Two new studies suggest that drinking alcohol can help ward off two diseases that affect millions of women: rheumatoid arthritis and osteoporosis. But the study is just one of several that paint a confusing picture of how alcohol affects women's health. Doctors say the key, as always, is moderation.
One of the studies investigated alcohol consumption and its effect on rheumatoid arthritis in more than 34,000 Swedish women between ages 54 and 89. The researchers had contacted the women in 1987 and 1997, surveying them about their alcohol use. Then they started keeping close tabs on the women, scouring Swedish national registries for those who were diagnosed with rheumatoid arthritis between 2003 and 2009.
The women who reported moderate alcohol consumption -- those drinking 17 ounces of beer, 5 ounces of wine or 1.7 ounces of liquor three times or more each week -- had a 52 percent decreased risk of developing rheumatoid arthritis compared with those who never drank at all.
The researchers noticed that the women who drank more alcohol were also more likely to smoke, which is a risk factor for rheumatoid arthritis. But they found that moderate drinking reduced the risk for current smokers to 33 percent, though the benefits of the alcohol were not as marked for smokers as for never-smokers, for whom moderate drinking reduced RA risk by 62 percent.
The study was published Tuesday in the British Medical Journal.
"Our results suggest that moderate alcohol consumption of alcohol, approximately half a glass of alcohol per day, may reduce the risk of developing RA," especially when women don't smoke, said Daniela Di Giuseppe, the study's lead author and a doctoral student at the Karolinska Institute in Stockholm.
A small group of women in Oregon who had a few drinks each week also seemed to benefit in a surprising place: their bones.
Researchers at Oregon State University studied 40 postmenopausal women under age 65 who reported drinking up to two drinks per day in the year before the study, watching what happened when they asked these women to stop drinking for two weeks.
When these regular moderate drinkers cut out alcohol, the researchers found that their blood showed higher levels of biomarkers linked to bone turnover, a natural process that goes awry when more bone is lost than is replaced, which leads to osteoporosis.
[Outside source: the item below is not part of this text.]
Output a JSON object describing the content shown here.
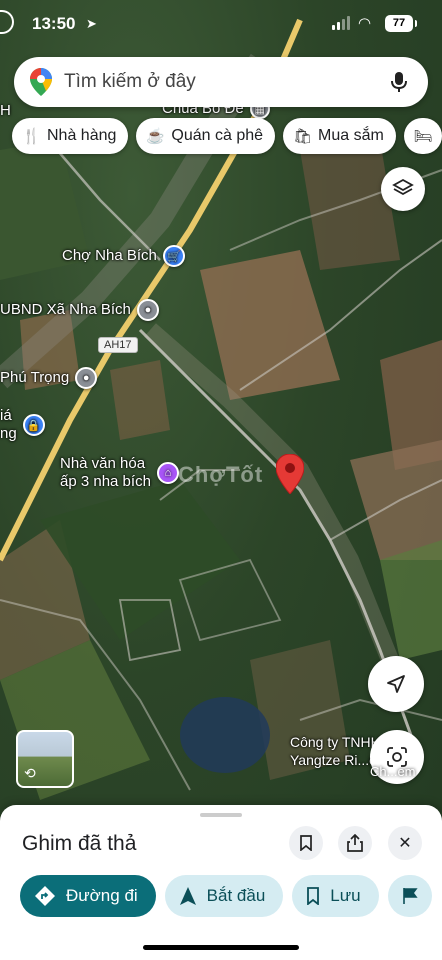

When the women started drinking again, their bone turnover seemed to improve even after one day of moderate alcohol consumption.
Ursula Iwaniec, one of the authors of the study, published today in the journal Menopause, said alcohol seemed to benefit these postmenopausal women, but it may not be the best solution for women hoping to improve their bone health.
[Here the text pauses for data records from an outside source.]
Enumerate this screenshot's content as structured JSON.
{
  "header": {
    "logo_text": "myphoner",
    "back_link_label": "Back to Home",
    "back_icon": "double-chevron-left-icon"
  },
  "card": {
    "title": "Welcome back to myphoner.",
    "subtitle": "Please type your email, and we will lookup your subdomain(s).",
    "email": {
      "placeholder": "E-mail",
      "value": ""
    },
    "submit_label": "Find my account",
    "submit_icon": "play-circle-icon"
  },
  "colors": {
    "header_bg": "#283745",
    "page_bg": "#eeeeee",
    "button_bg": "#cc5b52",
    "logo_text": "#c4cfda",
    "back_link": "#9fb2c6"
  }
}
"I wouldn't start drinking just for this reason that it's going to make my bones better," she said.
That moderate drinking seems to affect women's health is not surprising. Alcohol raises levels of estrogen, the hormone that affects many aspects of women's health, including arthritis and osteoporosis. Alcohol also raises the "good" cholesterol, HDL, and can have positive effects on blood pressure and other risk factors for cardiovascular disease.
But the news on booze is not all good. Recent studies have found that even one drink a day raises a woman's risk of breast cancer. Experts also note that alcohol is liquid calories, and drinking too much contributes to weight gain and other factors of unhealthy lifestyles. And although alcoholism is diagnosed less frequently in women than in men, women are at higher risk because alcohol has a greater effect on their bodies.
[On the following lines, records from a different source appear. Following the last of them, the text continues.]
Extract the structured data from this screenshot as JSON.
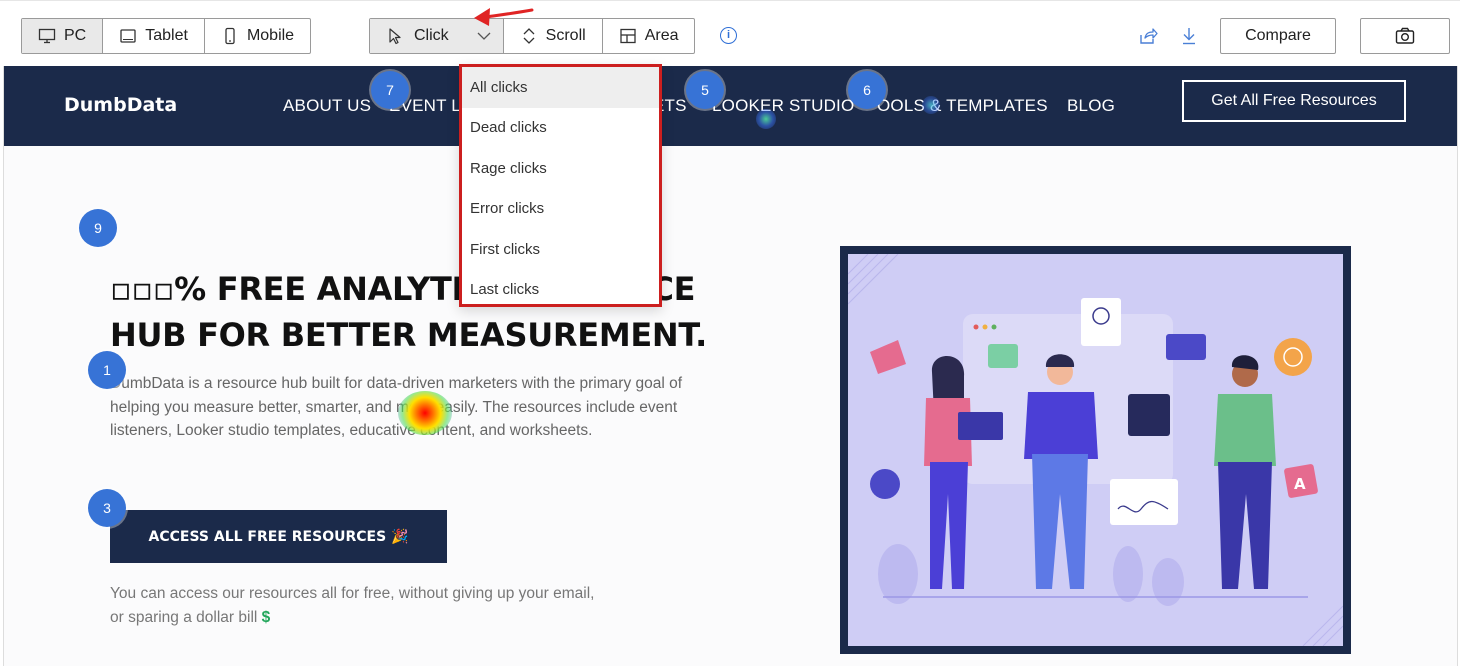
{
  "toolbar": {
    "device_tabs": [
      {
        "label": "PC",
        "icon": "desktop-icon"
      },
      {
        "label": "Tablet",
        "icon": "tablet-icon"
      },
      {
        "label": "Mobile",
        "icon": "mobile-icon"
      }
    ],
    "mode_tabs": [
      {
        "label": "Click",
        "icon": "cursor-icon"
      },
      {
        "label": "Scroll",
        "icon": "scroll-icon"
      },
      {
        "label": "Area",
        "icon": "area-icon"
      }
    ],
    "compare_label": "Compare"
  },
  "click_menu": {
    "items": [
      "All clicks",
      "Dead clicks",
      "Rage clicks",
      "Error clicks",
      "First clicks",
      "Last clicks"
    ],
    "selected": "All clicks"
  },
  "site": {
    "logo": "DumbData",
    "nav": [
      "ABOUT US",
      "EVENT L",
      "ETS",
      "LOOKER STUDIO",
      "OOLS & TEMPLATES",
      "BLOG"
    ],
    "nav_cta": "Get All Free Resources",
    "hero_title_line1": "▫▫▫% FREE ANALYTI",
    "hero_title_line1_end": "RCE",
    "hero_title_line2": "HUB FOR BETTER MEASUREMENT.",
    "hero_desc": "DumbData is a resource hub built for data-driven marketers with the primary goal of helping you measure better, smarter, and more easily. The resources include event listeners, Looker studio templates, educative content, and worksheets.",
    "hero_cta": "ACCESS ALL FREE RESOURCES 🎉",
    "hero_note": "You can access our resources all for free, without giving up your email, or sparing a dollar bill",
    "hero_note_icon": "$"
  },
  "click_badges": [
    "7",
    "5",
    "6",
    "9",
    "1",
    "3"
  ],
  "colors": {
    "nav_bg": "#1b2a4a",
    "badge": "#3773d6",
    "highlight_border": "#cc1f1f",
    "illustration_bg": "#cfcdf5"
  }
}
Dr. Holly Thacker, director of the Center for Specialized Women's Health at the Cleveland Clinic, said women have a fine line to walk when it comes to drinking alcohol. And heavy drinking is never healthy.
"If someone enjoys social drinking, that's fine. But you shouldn't start drinking and change your lifestyle to get these benefits," she said. "We never would tell someone to drink to reduce their risk."
Advice on how much drinking is too much varies. In its Dietary Guidelines for Americans, the U.S. government recommends that women should limit their alcohol consumption to one drink per day, but some doctors say the maximum can be two drinks. Some put the cap at three to five drinks each week, and others recommend that women should really limit their drinking to special occasions.
Dr. Donnica Moore, president of the Sapphire Women's Health Group, said research on how alcohol affects different chronic health problems is useful in learning more about those diseases, but ultimately, women shouldn't be too quick to apply those findings to their attempts to improve their health.
"Regardless of the studies that support or detract from health benefits, alcohol is not a medicine, and alcohol should not be used to confer medical benefits," Moore said.